Catholic Book #1 — Brideshead Revisited
Written by Catholic convert, Evelyn Waugh, Brideshead is a confusing jaun t through a different time. Catholicism, however, plays a central role in this book. It is a motivating factor behind the lives of its central characters. For better or worse, religion plays a significant role in how each character ends up. Happy. Sad. Alone. Or otherwise. What does Catholicism mean for us? Is it a good thing or a bad thing? The book leaves it up to you to some extent. But there is no denying that Catholicism is both the thing that binds the central, noble family in the story, and the very thing that draws the story’s hero to them. It also shows us that while life without religion might be possible, it’s not nearly as exciting.
Catholic Book # 2 — Silence
If you haven’t heard of it before, you might have heard about it thanks to the recent movie done by Martin Scorsese. Controversial for sure, the faith is the main driving force not only behind the motivation of the central characters and those around them, but also the central driving force behind the overall plot. In the end, a question is being asked that some people make central to the overall book. However, despite the moral question being asked, the bigger question is more intimate than a vague moral choice. Shusaku endo was a Japanese Catholic. Not at home in Japan thanks to his religion, and not at home in Europe because thanks to his race, Endo wondered how it was possible for the Catholic faith to take root in his Japanese self. In Silence, he expresses this concern while asking how faith could ever take root in a “foreign” land like Japan.
Catholic Book # 3 — The Lord of the Rings
The grandfather of all modern fantasy literature, Tolkien invented something bigger than he probably ever knew. Even conceptualizing modern fantasy literature without Tolkien’s contribution is impossible. And his literature was deeply inspired by Catholicism. But how? It’s a little hard to see. And Tolkien wanted it that way. He did not want to write an allegory. He primarily wanted to write something that people would enjoy reading. Infused in his work are the virtues that Catholicism promotes — selflessness, nobility, and more. It sings through his literature and stories, and has really impacted the world in turn.
Catholic Book # 4 — Flannery O’Connor
Flannery O’Connor was remarkable. You could spend several blog posts on her. She died young. She wrote boldly. She saw an apocalyptic vision of Christianity and captured it better than perhaps any other mainstream writer ever. At the same time, she’s a bit of an acquired taste. She’s not your usual, run-of-the-mill writer. Anything by her is infused with her unique vision of Catholicism. And at times it can be very, very difficult to understand how Christianity has any place in the stuff she writes. She’s not writing about everyday experiences, however. Instead, she finds spiritual truth in violent, extreme, and dramatic situations.

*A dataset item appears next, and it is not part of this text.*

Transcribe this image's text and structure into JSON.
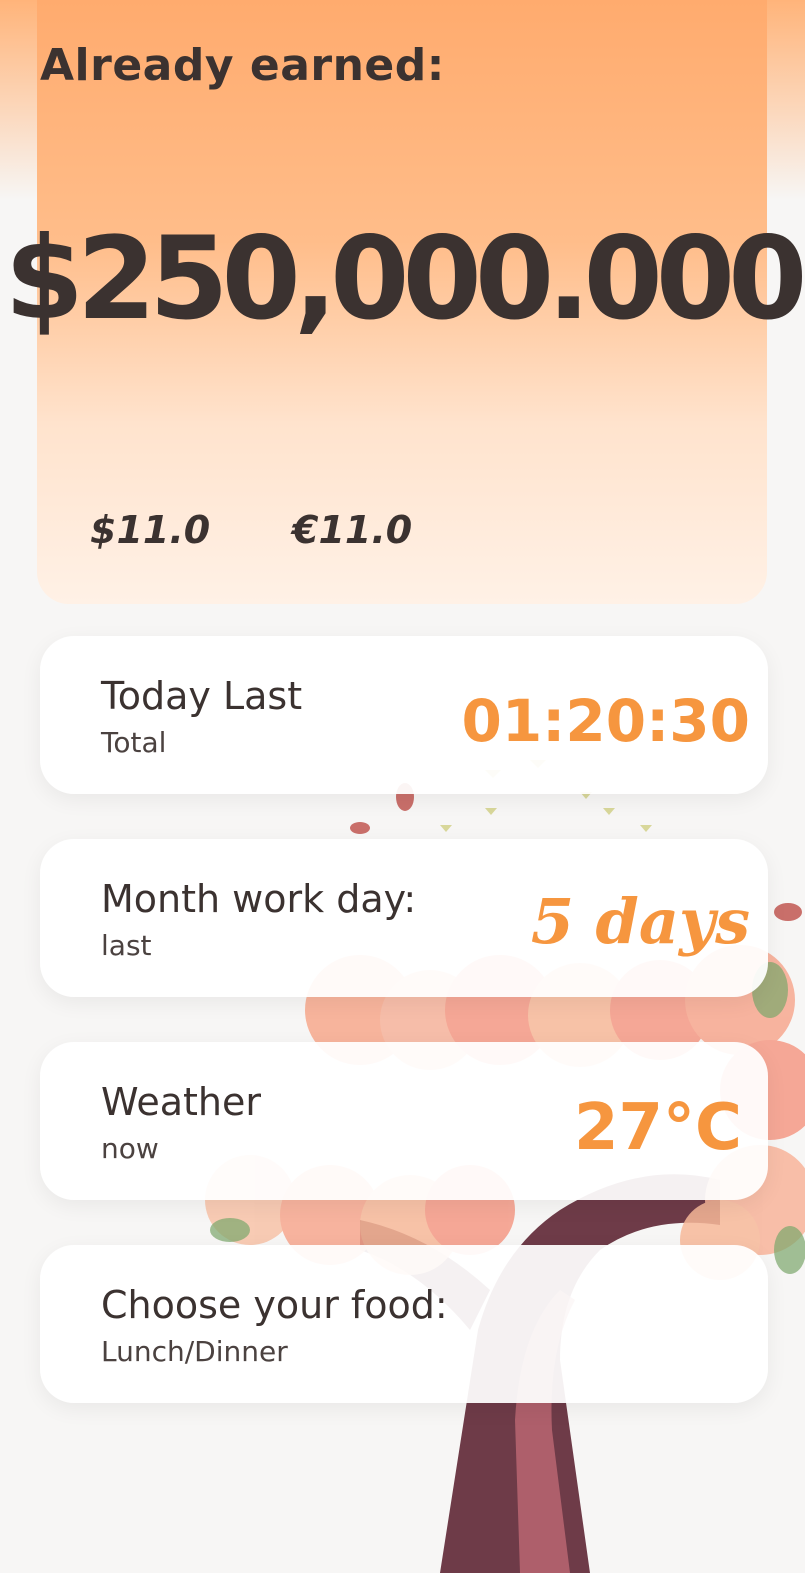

“ When you leave a man alone with his Bible and the Holy Ghost inspires him, he’s going to be a Catholic one way or another, even though he knows nothing about the visible church. His kind of Christianity may not be socially desirable, but will be real in the sight of God” — Flannery O’Connor
Oscar Wilde — The Picture of Dorian Gray
Before you get mad at me for putting this one up here on the list, take a deep breath. I know there are a lot of conflicting themes and ideas in this story that don’t jive with what you typically think of as Catholicism. But what many fail to realize is that Oscar Wilde himself was very impacted by Catholicism. From Ireland and living during a time when Catholicism was not banned but certainly a bit taboo, Gray found some comfort in the aesthetic beauty of the ancient religion. In fact, he even makes references to the religion in the book. And, ultimately, the story ends in an arguably moral way. Another little known fact about Wilde — he converted to Catholicism on his death bed, poor, alone, and rejected by the rest of society.
Were any of your favorite books not on this list but feel like they should be? Comment below. I’d love to hear more about them!
Originally published at https://www.josephwriteranderson.com on March 5, 2020.